Words of advice for the power-hungry

Tech passion stretches our resourcs to the limit


While we’ve had a few close shaves over the years, Tokyo’s power grid has fortunately been spared a major, city-wide blackout. This year, the closure of 17 nuclear power generators for safety inspection led many to fret that there might not be sufficient power over the summer; fortunately demand has been less than anticipated due to unexpectedly cool weather.

But the fact is, per capita electric power consumption has grown in quantum leaps over the past several decades. Back in 1966, I occupied a humble 6.5-mat room with exactly three items that consumed electricity. The first was an overhead fluorescent “kasa” mounted in the center of the ceiling. It was turned on by a long cord.

I also had a reading lamp on my low table. The third appliance was my sole source of hot water, a small coffee percolator that I used to boil each morning. Half the water went in a cup for instant coffee; the other half in the sink for shaving of the non-electric variety. (Small wonder I gave up shaving and have not resumed since.) My little transistor radio did not count, since it used a 9-Volt battery. My alarm clock was of the windup variety. My hair dryer, its label indicated, was composed of 100 percent cotton.

Nowadays, it’s a different picture entirely. I live in a modern home full of wonderful electronic amenities. My fax and PC have got me wired to the whole world. I’ve got cable TV, a real hair dryer, stereo, two VCRs, a DVD player, copier, microwave oven and several air conditioners.

Am I being silly here in feeling just a little guilty? Is there anything a person can do to consume less energy? And hopefully save a few yen in the bargain?

Maybe. One thing that’s certain is appliances have become amazingly more efficient.

“We develop and build power-saving features into our appliances on an ongoing basis,” explains Kevin Hamilton, assistant manager in the overseas advertising department at Mitsubishi Electric. “In addition, our owners manuals stress that users can minimize power waste by using products properly and performing the recommended maintenance.”

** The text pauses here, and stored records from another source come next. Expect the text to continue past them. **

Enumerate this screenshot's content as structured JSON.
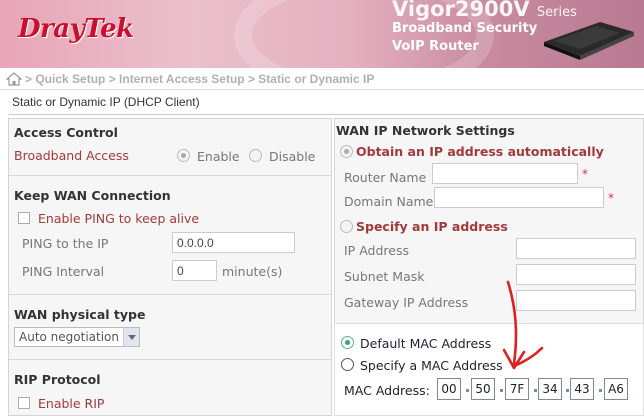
{
  "header": {
    "brand": "DrayTek",
    "model": "Vigor2900V",
    "model_suffix": "Series",
    "line1": "Broadband Security",
    "line2": "VoIP Router",
    "colors": {
      "brand_red": "#c8102e",
      "banner_pink": "#e8a6b8"
    }
  },
  "breadcrumb": {
    "icon": "home-icon",
    "text": "> Quick Setup > Internet Access Setup > Static or Dynamic IP"
  },
  "page_title": "Static or Dynamic IP (DHCP Client)",
  "access_control": {
    "title": "Access Control",
    "label": "Broadband Access",
    "enable_label": "Enable",
    "disable_label": "Disable",
    "selected": "Enable"
  },
  "keep_wan": {
    "title": "Keep WAN Connection",
    "ping_checkbox_label": "Enable PING to keep alive",
    "ping_checked": false,
    "ping_ip_label": "PING to the IP",
    "ping_ip_value": "0.0.0.0",
    "ping_interval_label": "PING Interval",
    "ping_interval_value": "0",
    "ping_interval_unit": "minute(s)"
  },
  "wan_physical": {
    "title": "WAN physical type",
    "selected": "Auto negotiation"
  },
  "rip": {
    "title": "RIP Protocol",
    "checkbox_label": "Enable RIP",
    "checked": false
  },
  "wan_ip": {
    "title": "WAN IP Network Settings",
    "auto_label": "Obtain an IP address automatically",
    "auto_selected": true,
    "router_name_label": "Router Name",
    "router_name_value": "",
    "domain_name_label": "Domain Name",
    "domain_name_value": "",
    "required_mark": "*",
    "specify_label": "Specify an IP address",
    "ip_label": "IP Address",
    "subnet_label": "Subnet Mask",
    "gateway_label": "Gateway IP Address"
  },
  "mac": {
    "default_label": "Default MAC Address",
    "specify_label": "Specify a MAC Address",
    "default_selected": true,
    "address_label": "MAC Address:",
    "octets": [
      "00",
      "50",
      "7F",
      "34",
      "43",
      "A6"
    ]
  }
}
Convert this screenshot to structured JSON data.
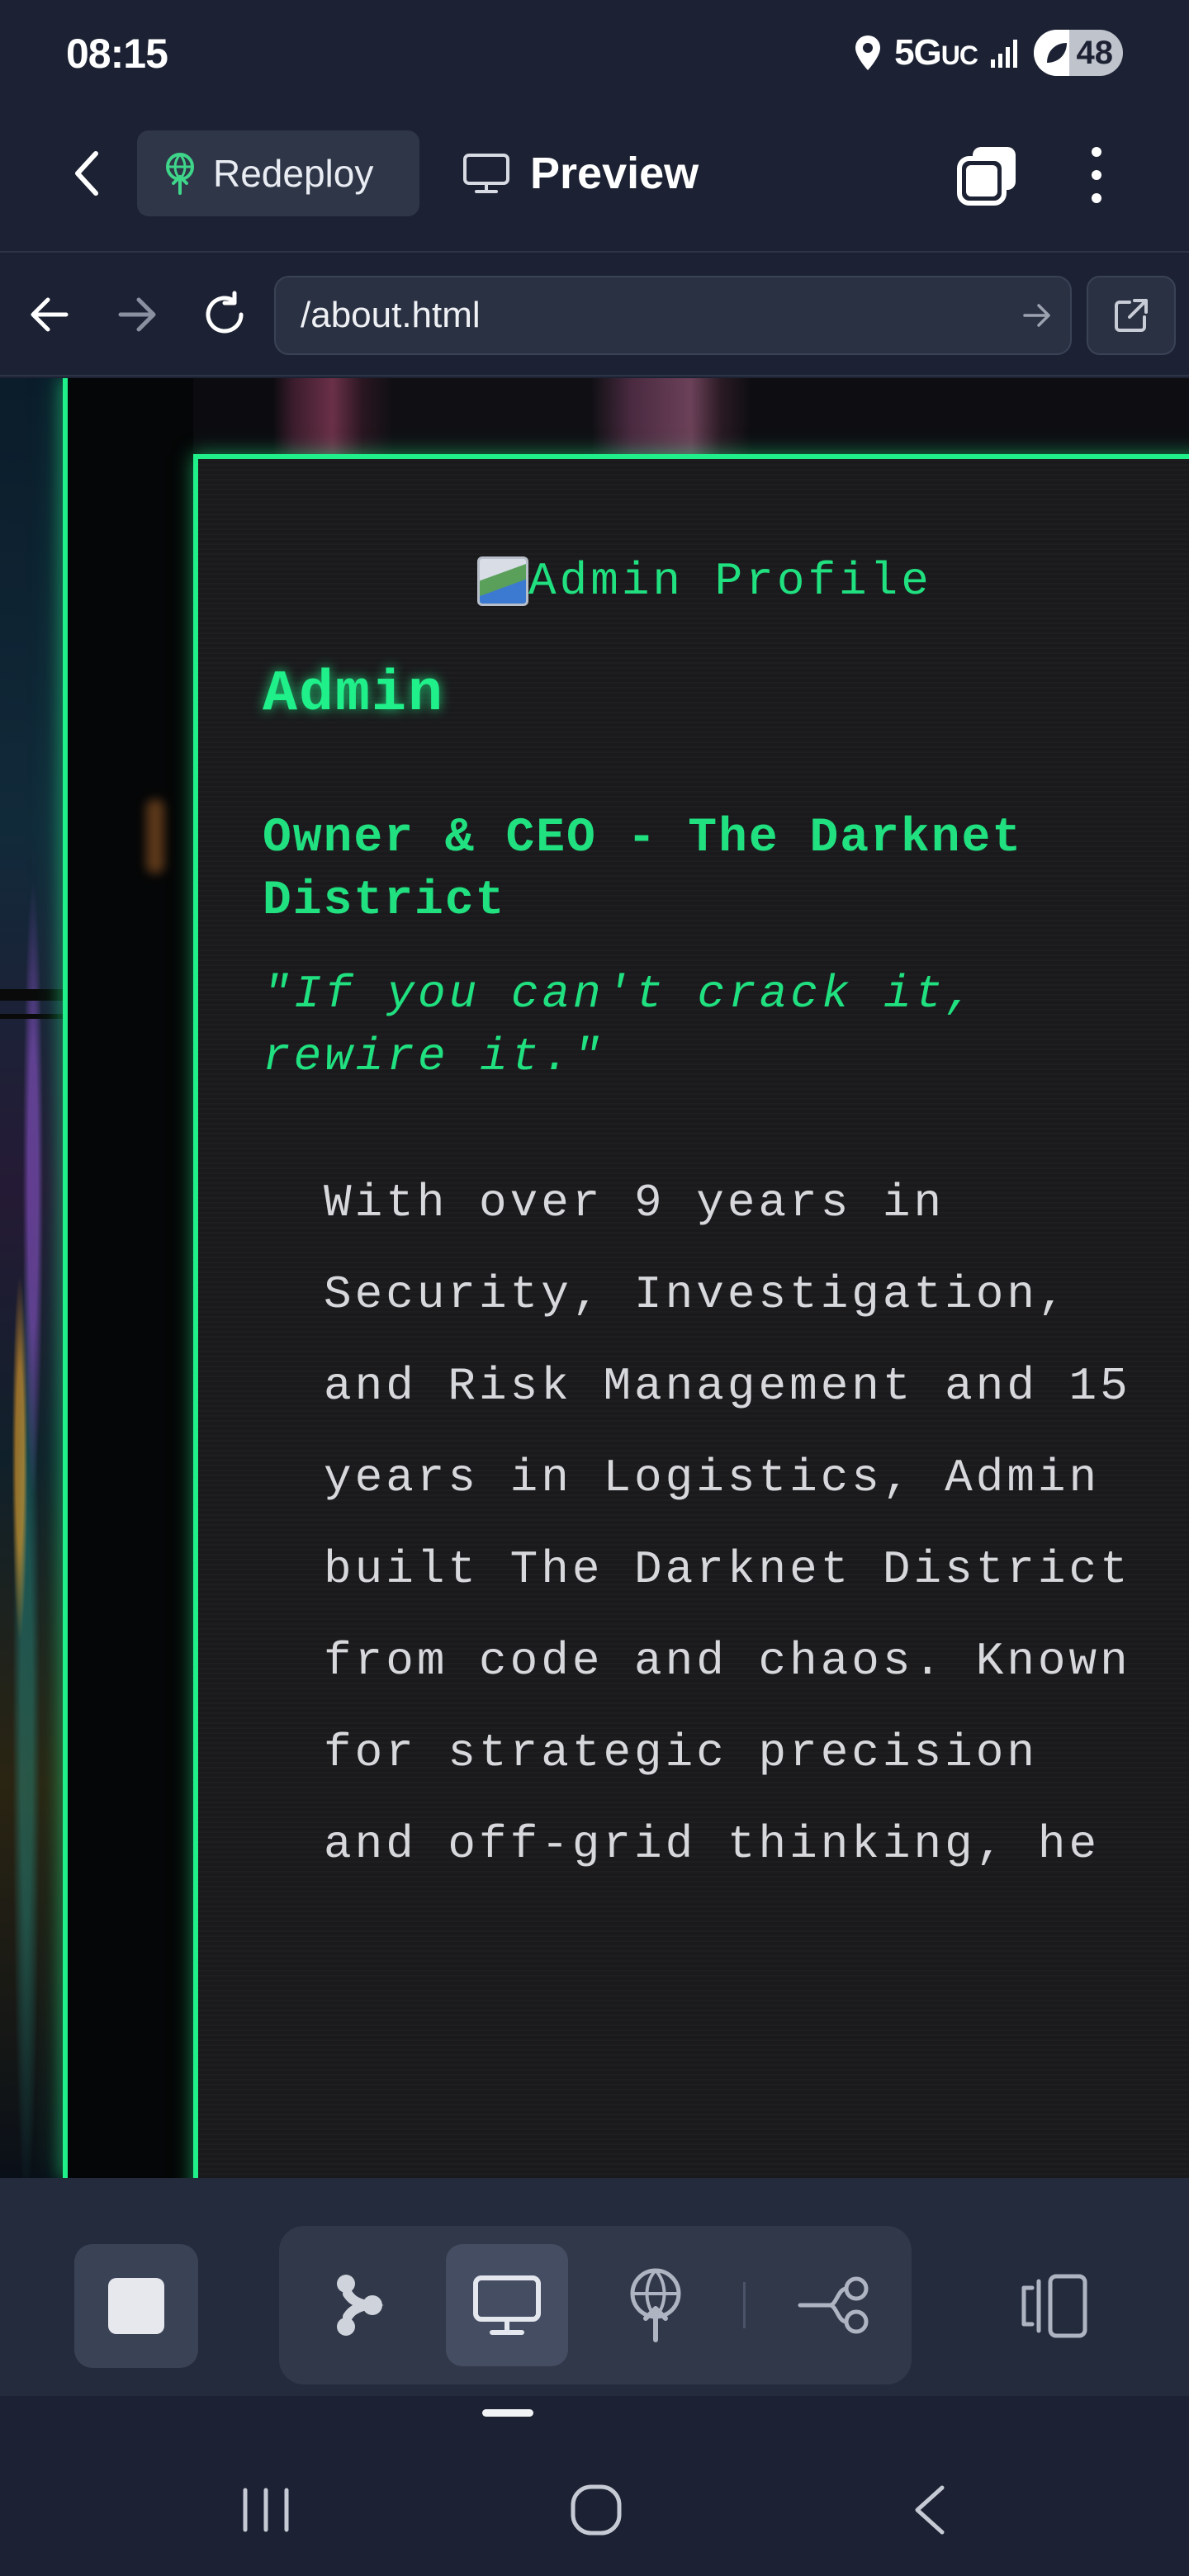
{
  "status_bar": {
    "time": "08:15",
    "network": "5G",
    "network_suffix": "UC",
    "battery": "48",
    "icons": [
      "location-icon",
      "signal-icon",
      "battery-icon"
    ]
  },
  "toolbar": {
    "redeploy_label": "Redeploy",
    "preview_label": "Preview",
    "icons": [
      "back-icon",
      "redeploy-icon",
      "monitor-icon",
      "tabs-icon",
      "more-icon"
    ]
  },
  "url_bar": {
    "url": "/about.html",
    "icons": [
      "nav-back-icon",
      "nav-forward-icon",
      "reload-icon",
      "go-icon",
      "external-link-icon"
    ]
  },
  "page": {
    "image_alt": "Admin Profile",
    "name": "Admin",
    "title": "Owner & CEO - The Darknet District",
    "quote": "\"If you can't crack it, rewire it.\"",
    "bio": "With over 9 years in Security, Investigation, and Risk Management and 15 years in Logistics, Admin built The Darknet District from code and chaos. Known for strategic precision and off-grid thinking, he",
    "accent_color": "#20f08a"
  },
  "bottom_toolbar": {
    "icons": [
      "stop-icon",
      "agent-icon",
      "preview-icon",
      "deploy-icon",
      "git-icon",
      "panel-icon"
    ],
    "active": "preview-icon"
  },
  "nav_bar": {
    "icons": [
      "recents-icon",
      "home-icon",
      "back-icon"
    ]
  }
}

Kevin was able to back up his assertions with some impressive data. Take the motor that drives a refrigerator’s compressor; thanks to digital control, the power consumption of Mitsubishi’s large-capacity (480-liter) home-use model has been cut to roughly one quarter of what it was 10 years ago — from 1,133 kWh per year (at an operating cost of 26,059 yen) to 280 kWh/year (6,440 yen).

The new generation of ecology friendly appliances not only consume less power, I was told, but are built almost entirely of recyclable components. In addition, the government has required manufacturers to halt the use of ozone-damaging CFCs for their internal coolant.

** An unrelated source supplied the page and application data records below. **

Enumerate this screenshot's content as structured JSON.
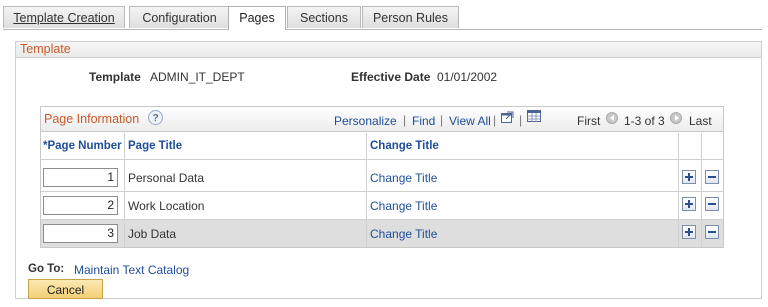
{
  "tabs": [
    {
      "label": "Template Creation"
    },
    {
      "label": "Configuration"
    },
    {
      "label": "Pages"
    },
    {
      "label": "Sections"
    },
    {
      "label": "Person Rules"
    }
  ],
  "template_section": {
    "title": "Template",
    "template_label": "Template",
    "template_value": "ADMIN_IT_DEPT",
    "effective_date_label": "Effective Date",
    "effective_date_value": "01/01/2002"
  },
  "grid": {
    "title": "Page Information",
    "help_glyph": "?",
    "personalize": "Personalize",
    "find": "Find",
    "view_all": "View All",
    "first": "First",
    "range": "1-3 of 3",
    "last": "Last",
    "columns": {
      "page_number": "*Page Number",
      "page_title": "Page Title",
      "change_title": "Change Title"
    },
    "rows": [
      {
        "number": "1",
        "title": "Personal Data",
        "link": "Change Title"
      },
      {
        "number": "2",
        "title": "Work Location",
        "link": "Change Title"
      },
      {
        "number": "3",
        "title": "Job Data",
        "link": "Change Title"
      }
    ]
  },
  "goto": {
    "label": "Go To:",
    "link": "Maintain Text Catalog"
  },
  "cancel_label": "Cancel"
}
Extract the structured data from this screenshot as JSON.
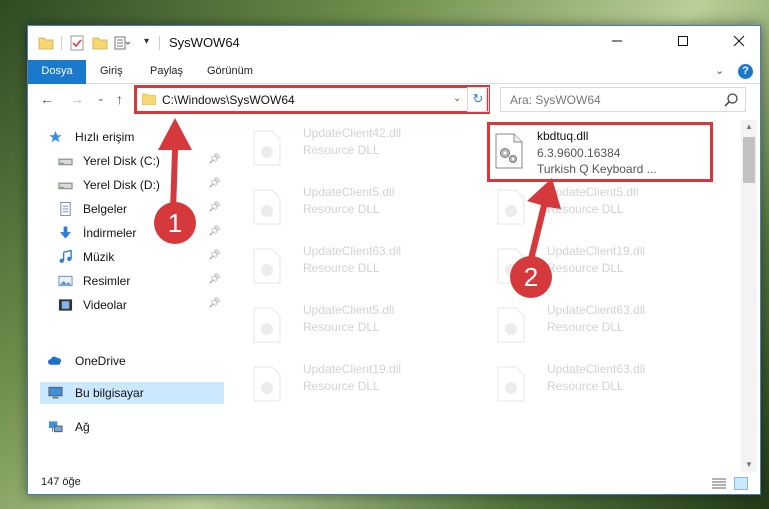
{
  "window": {
    "title": "SysWOW64"
  },
  "ribbon": {
    "tabs": [
      {
        "label": "Dosya"
      },
      {
        "label": "Giriş"
      },
      {
        "label": "Paylaş"
      },
      {
        "label": "Görünüm"
      }
    ]
  },
  "nav": {
    "address": "C:\\Windows\\SysWOW64",
    "search_placeholder": "Ara: SysWOW64"
  },
  "sidebar": {
    "items": [
      {
        "label": "Hızlı erişim",
        "icon": "star-icon",
        "pinned": false
      },
      {
        "label": "Yerel Disk (C:)",
        "icon": "drive-icon",
        "pinned": true
      },
      {
        "label": "Yerel Disk (D:)",
        "icon": "drive-icon",
        "pinned": true
      },
      {
        "label": "Belgeler",
        "icon": "documents-icon",
        "pinned": true
      },
      {
        "label": "İndirmeler",
        "icon": "download-icon",
        "pinned": true
      },
      {
        "label": "Müzik",
        "icon": "music-icon",
        "pinned": true
      },
      {
        "label": "Resimler",
        "icon": "pictures-icon",
        "pinned": true
      },
      {
        "label": "Videolar",
        "icon": "videos-icon",
        "pinned": true
      },
      {
        "label": "OneDrive",
        "icon": "cloud-icon",
        "pinned": false
      },
      {
        "label": "Bu bilgisayar",
        "icon": "computer-icon",
        "pinned": false
      },
      {
        "label": "Ağ",
        "icon": "network-icon",
        "pinned": false
      }
    ]
  },
  "files": {
    "highlighted": {
      "name": "kbdtuq.dll",
      "version": "6.3.9600.16384",
      "description": "Turkish Q Keyboard ..."
    },
    "left_column": [
      {
        "name": "UpdateClient42.dll",
        "type": "Resource DLL"
      },
      {
        "name": "UpdateClient5.dll",
        "type": "Resource DLL"
      },
      {
        "name": "UpdateClient63.dll",
        "type": "Resource DLL"
      },
      {
        "name": "UpdateClient5.dll",
        "type": "Resource DLL"
      },
      {
        "name": "UpdateClient19.dll",
        "type": "Resource DLL"
      }
    ],
    "right_column": [
      {
        "name": "UpdateClient5.dll",
        "type": "Resource DLL"
      },
      {
        "name": "UpdateClient19.dll",
        "type": "Resource DLL"
      },
      {
        "name": "UpdateClient63.dll",
        "type": "Resource DLL"
      },
      {
        "name": "UpdateClient63.dll",
        "type": "Resource DLL"
      }
    ]
  },
  "status": {
    "count": "147 öğe"
  },
  "annotations": {
    "badge1": "1",
    "badge2": "2",
    "color": "#d6393c"
  }
}
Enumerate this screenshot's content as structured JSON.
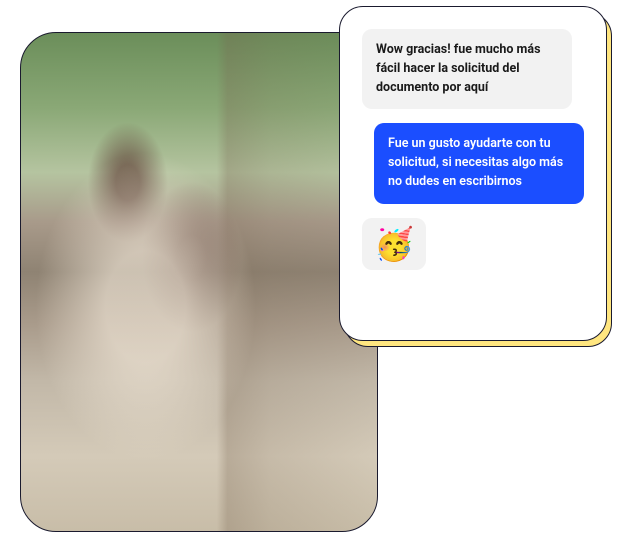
{
  "chat": {
    "messages": [
      {
        "side": "left",
        "text": "Wow gracias! fue mucho más fácil hacer la solicitud del documento por aquí"
      },
      {
        "side": "right",
        "text": "Fue un gusto ayudarte con tu solicitud, si necesitas algo más no dudes en escribirnos"
      },
      {
        "side": "left",
        "emoji": "🥳"
      }
    ]
  },
  "colors": {
    "accent": "#1b4eff",
    "shadow": "#ffe680",
    "border": "#1a1a2e"
  }
}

But even the smartest appliance is at the mercy of a dumb user. If you overfill your fridge, for example, this will prevent the chilled air from circulating internally, causing power consumption to increase. And you shouldn’t set other appliances or objects immediately next to it or on top — it needs room to breathe to dissipate the heat it generates while cooling the interior.

Refrigerators, by the way, work hardest of all when frequently opened and closed.

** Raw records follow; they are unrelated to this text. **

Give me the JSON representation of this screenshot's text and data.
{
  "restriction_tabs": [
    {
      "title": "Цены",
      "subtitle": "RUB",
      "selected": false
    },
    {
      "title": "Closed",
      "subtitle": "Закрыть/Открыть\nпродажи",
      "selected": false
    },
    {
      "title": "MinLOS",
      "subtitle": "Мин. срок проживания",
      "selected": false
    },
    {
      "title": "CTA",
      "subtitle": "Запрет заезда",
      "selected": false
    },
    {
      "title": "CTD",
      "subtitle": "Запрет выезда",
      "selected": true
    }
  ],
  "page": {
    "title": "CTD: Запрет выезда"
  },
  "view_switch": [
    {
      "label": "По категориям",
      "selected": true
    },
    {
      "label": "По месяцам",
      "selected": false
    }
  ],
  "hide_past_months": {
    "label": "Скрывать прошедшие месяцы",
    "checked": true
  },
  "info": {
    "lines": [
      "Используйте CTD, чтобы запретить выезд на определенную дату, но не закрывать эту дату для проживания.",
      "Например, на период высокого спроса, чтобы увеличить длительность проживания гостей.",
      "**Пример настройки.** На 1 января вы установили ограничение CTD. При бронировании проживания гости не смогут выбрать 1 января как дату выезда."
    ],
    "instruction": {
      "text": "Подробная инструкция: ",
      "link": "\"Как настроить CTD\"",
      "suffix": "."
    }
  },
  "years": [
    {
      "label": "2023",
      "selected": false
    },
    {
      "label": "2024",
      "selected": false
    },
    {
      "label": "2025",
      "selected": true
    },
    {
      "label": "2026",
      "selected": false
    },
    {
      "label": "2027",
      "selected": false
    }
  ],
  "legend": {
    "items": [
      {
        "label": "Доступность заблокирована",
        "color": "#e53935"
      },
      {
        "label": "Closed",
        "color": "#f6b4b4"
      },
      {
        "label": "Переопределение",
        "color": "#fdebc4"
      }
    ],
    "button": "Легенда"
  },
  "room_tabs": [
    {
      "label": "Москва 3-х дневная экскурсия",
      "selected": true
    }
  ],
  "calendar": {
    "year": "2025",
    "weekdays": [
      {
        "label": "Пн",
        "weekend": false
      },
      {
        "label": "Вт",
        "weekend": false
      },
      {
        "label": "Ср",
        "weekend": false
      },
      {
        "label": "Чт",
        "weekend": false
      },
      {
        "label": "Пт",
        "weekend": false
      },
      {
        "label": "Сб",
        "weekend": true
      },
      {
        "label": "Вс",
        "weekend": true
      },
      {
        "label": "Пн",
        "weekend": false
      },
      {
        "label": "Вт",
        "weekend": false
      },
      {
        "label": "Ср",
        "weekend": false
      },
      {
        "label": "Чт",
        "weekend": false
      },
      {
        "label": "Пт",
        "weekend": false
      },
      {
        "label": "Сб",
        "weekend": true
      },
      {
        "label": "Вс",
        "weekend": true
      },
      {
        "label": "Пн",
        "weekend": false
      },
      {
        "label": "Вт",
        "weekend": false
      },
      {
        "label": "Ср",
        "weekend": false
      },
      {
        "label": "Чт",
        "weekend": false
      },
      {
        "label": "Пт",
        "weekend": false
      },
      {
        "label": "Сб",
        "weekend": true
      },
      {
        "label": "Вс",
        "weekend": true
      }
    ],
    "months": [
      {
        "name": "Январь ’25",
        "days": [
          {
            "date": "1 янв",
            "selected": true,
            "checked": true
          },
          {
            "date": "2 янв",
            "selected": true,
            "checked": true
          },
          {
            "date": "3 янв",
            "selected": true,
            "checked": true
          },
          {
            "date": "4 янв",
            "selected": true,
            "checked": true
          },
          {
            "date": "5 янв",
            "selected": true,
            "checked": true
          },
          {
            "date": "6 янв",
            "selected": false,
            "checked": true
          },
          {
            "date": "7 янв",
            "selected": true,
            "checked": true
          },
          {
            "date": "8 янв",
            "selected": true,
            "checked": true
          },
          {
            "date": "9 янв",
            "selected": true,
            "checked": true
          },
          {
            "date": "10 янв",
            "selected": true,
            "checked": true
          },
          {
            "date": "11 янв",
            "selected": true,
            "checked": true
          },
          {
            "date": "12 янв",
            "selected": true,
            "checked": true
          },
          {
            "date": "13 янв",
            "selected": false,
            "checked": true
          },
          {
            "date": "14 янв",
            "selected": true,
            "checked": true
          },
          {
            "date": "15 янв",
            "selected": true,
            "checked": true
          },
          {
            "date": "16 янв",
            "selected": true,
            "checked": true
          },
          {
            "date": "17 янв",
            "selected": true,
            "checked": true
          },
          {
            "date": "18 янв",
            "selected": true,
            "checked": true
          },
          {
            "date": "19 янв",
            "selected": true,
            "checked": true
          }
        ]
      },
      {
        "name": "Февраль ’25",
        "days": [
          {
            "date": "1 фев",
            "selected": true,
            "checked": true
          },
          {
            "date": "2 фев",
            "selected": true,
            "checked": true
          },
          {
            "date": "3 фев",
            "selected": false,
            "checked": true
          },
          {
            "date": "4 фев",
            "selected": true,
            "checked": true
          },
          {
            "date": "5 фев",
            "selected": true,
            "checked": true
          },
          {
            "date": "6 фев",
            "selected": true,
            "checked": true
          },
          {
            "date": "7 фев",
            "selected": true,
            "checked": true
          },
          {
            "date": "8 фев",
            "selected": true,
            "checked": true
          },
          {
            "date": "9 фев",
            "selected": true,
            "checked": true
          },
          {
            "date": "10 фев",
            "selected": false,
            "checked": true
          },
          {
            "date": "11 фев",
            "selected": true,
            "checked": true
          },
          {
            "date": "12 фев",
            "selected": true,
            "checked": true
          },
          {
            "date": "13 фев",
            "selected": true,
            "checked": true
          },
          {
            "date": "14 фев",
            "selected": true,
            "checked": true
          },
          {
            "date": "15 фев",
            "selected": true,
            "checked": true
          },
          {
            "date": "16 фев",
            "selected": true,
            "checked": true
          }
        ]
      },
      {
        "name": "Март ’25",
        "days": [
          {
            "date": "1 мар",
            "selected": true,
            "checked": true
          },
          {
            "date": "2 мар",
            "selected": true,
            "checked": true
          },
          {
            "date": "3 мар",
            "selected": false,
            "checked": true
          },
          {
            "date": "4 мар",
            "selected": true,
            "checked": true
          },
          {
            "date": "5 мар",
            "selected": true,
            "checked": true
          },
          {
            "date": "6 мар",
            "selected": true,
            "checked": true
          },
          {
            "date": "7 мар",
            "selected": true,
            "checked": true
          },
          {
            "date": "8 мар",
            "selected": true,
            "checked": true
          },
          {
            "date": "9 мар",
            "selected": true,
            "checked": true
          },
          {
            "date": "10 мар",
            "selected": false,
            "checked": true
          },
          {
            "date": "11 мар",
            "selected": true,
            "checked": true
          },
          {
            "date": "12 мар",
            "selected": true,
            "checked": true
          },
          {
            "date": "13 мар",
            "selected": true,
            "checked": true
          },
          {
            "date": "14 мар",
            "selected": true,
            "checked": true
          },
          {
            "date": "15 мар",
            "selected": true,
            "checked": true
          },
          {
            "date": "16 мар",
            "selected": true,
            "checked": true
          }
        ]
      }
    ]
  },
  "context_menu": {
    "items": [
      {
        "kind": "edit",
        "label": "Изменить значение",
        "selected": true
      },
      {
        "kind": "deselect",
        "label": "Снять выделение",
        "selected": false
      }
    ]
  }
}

Air conditioners are another type of appliance that have become far more energy efficient of late. Ten years ago, a medium sized model used year-round for heating and cooling consumed about 3,273 kilowatt hours a year; a current model with the same capability is now down to 1,645 kw/hr. All other conditions being equal, this translates into a not inconsiderable savings of 37,400 yen per year, which means by buying a new one you’re likely to recover your initial investment within two or three years.

But again, it takes a smart user to get the most out an air conditioner. The type of building you live in, and how many hours a day the rooms are exposed to the sun have to be factored in. Ferroconcrete apartment buildings, as a general rule, provide much better insulation against both heat and cold than do wood-frame dwellings. If you live in the latter, you have to try a little harder to improve efficiency.

Ordinary glass windows offer poor insulation — likewise for thin walls — during the hottest times of the day. Hang heavy, two-ply curtains over the windows and keep them closed during the day.

Even with the thermostat set to a power-thrifty 27 or 28 degrees, you can make the setting seem cooler by setting any old fan on the floor and make the cool air circulate.

My local appliance dealer advised me that window air conditioner units tend to be noisy and comparatively inefficient. Still, you may have to consider one due to space considerations.

The least expensive varieties of the other type, using separate indoor and outdoor sections, now sell for under 40,000 yen, with an installation charge of around 10,000 yen tagged on.

Oh yes; be sure to clean the filter regularly. Neighborhood appliance shops will perform on-site maintenance and reconditioning (to drain and replace the coolant, spray clean the grills, etc.).

If the unit is five or more years old, this is a must as severely dirty heat exchange vents and fans can help to increase power consumption by as much as 30 percent.